_Assignment_
Find every line of the records that has "icon" and return it.

_Records provided_

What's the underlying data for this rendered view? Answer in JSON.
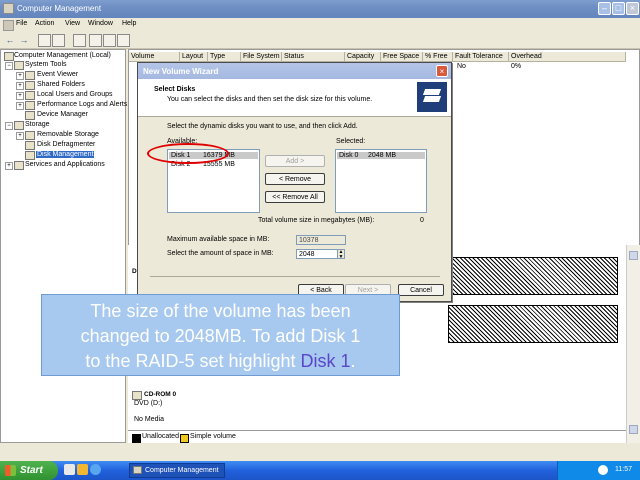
{
  "window": {
    "title": "Computer Management"
  },
  "menu": [
    "File",
    "Action",
    "View",
    "Window",
    "Help"
  ],
  "tree": [
    {
      "label": "Computer Management (Local)",
      "icon": "computer-icon"
    },
    {
      "label": "System Tools",
      "icon": "tools-icon"
    },
    {
      "label": "Event Viewer",
      "icon": "event-viewer-icon"
    },
    {
      "label": "Shared Folders",
      "icon": "shared-folder-icon"
    },
    {
      "label": "Local Users and Groups",
      "icon": "users-icon"
    },
    {
      "label": "Performance Logs and Alerts",
      "icon": "performance-icon"
    },
    {
      "label": "Device Manager",
      "icon": "device-manager-icon"
    },
    {
      "label": "Storage",
      "icon": "storage-icon"
    },
    {
      "label": "Removable Storage",
      "icon": "removable-storage-icon"
    },
    {
      "label": "Disk Defragmenter",
      "icon": "defrag-icon"
    },
    {
      "label": "Disk Management",
      "icon": "disk-management-icon"
    },
    {
      "label": "Services and Applications",
      "icon": "services-icon"
    }
  ],
  "columns": [
    "Volume",
    "Layout",
    "Type",
    "File System",
    "Status",
    "Capacity",
    "Free Space",
    "% Free",
    "Fault Tolerance",
    "Overhead"
  ],
  "volume_row": {
    "fault_tolerance": "No",
    "overhead": "0%"
  },
  "lower": {
    "cdrom_label": "CD-ROM 0",
    "cdrom_type": "DVD (D:)",
    "cdrom_status": "No Media",
    "disk_partial": "D"
  },
  "legend": {
    "unallocated": "Unallocated",
    "simple": "Simple volume"
  },
  "dialog": {
    "title": "New Volume Wizard",
    "heading": "Select Disks",
    "subheading": "You can select the disks and then set the disk size for this volume.",
    "instruction": "Select the dynamic disks you want to use, and then click Add.",
    "available_label": "Available:",
    "selected_label": "Selected:",
    "available": [
      {
        "disk": "Disk 1",
        "size": "16379 MB"
      },
      {
        "disk": "Disk 2",
        "size": "15555 MB"
      }
    ],
    "selected": [
      {
        "disk": "Disk 0",
        "size": "2048 MB"
      }
    ],
    "add_button": "Add >",
    "remove_button": "< Remove",
    "remove_all_button": "<< Remove All",
    "total_label": "Total volume size in megabytes (MB):",
    "total_value": "0",
    "max_label": "Maximum available space in MB:",
    "max_value": "10378",
    "amount_label": "Select the amount of space in MB:",
    "amount_value": "2048",
    "back_button": "< Back",
    "next_button": "Next >",
    "cancel_button": "Cancel"
  },
  "caption": {
    "line1": "The size of the volume has been",
    "line2": "changed to 2048MB. To add Disk 1",
    "line3_prefix": "to the RAID-5 set highlight ",
    "line3_highlight": "Disk 1",
    "line3_suffix": "."
  },
  "taskbar": {
    "start": "Start",
    "task": "Computer Management",
    "language": "EN",
    "time": "11:57"
  },
  "colors": {
    "annotation_ring": "#e00000",
    "caption_bg": "#a8c9ef",
    "caption_highlight": "#5a46c8"
  }
}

_Answer below_
      "icon": "computer-icon"
      "icon": "tools-icon"
      "icon": "event-viewer-icon"
      "icon": "shared-folder-icon"
      "icon": "users-icon"
      "icon": "performance-icon"
      "icon": "device-manager-icon"
      "icon": "storage-icon"
      "icon": "removable-storage-icon"
      "icon": "defrag-icon"
      "icon": "disk-management-icon"
      "icon": "services-icon"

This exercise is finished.